Work task
Look through the material and tally each line bearing the word "ZONE". Give only the total.

* * * * *

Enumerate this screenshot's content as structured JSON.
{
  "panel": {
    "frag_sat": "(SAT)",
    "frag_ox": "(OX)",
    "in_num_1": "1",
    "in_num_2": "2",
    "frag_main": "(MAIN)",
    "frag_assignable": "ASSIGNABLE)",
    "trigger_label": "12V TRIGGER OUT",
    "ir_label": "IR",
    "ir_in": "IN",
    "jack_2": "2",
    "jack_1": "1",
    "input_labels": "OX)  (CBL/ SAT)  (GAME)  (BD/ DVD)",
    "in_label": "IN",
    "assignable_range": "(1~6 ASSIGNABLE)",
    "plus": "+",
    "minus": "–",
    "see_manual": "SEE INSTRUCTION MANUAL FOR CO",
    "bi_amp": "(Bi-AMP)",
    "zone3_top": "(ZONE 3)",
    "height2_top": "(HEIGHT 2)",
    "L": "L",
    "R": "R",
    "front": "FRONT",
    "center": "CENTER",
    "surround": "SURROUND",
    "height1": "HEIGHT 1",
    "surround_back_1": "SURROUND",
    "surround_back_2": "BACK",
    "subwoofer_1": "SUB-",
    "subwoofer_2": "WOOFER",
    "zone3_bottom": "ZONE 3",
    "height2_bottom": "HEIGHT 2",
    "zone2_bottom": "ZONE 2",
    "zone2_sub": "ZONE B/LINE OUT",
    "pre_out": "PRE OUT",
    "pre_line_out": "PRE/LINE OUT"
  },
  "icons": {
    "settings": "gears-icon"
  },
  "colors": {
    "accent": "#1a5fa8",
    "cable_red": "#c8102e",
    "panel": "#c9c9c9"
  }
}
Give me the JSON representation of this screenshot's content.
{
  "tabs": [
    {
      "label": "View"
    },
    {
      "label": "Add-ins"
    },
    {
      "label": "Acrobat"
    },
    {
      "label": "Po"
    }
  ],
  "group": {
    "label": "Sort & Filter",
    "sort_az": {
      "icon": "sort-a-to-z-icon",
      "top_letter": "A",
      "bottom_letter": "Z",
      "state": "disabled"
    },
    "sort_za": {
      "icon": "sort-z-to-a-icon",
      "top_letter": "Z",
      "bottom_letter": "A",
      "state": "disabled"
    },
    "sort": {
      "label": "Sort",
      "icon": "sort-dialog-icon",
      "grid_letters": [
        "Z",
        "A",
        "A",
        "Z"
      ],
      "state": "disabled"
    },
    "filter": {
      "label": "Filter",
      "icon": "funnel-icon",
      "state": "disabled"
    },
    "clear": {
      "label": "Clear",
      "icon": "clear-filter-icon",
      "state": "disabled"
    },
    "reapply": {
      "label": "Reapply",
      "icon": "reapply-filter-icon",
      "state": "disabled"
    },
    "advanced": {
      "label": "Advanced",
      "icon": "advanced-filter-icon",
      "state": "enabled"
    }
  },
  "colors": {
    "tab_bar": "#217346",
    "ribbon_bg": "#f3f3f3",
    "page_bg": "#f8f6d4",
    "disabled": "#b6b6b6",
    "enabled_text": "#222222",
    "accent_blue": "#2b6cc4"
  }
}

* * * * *

Written reply
4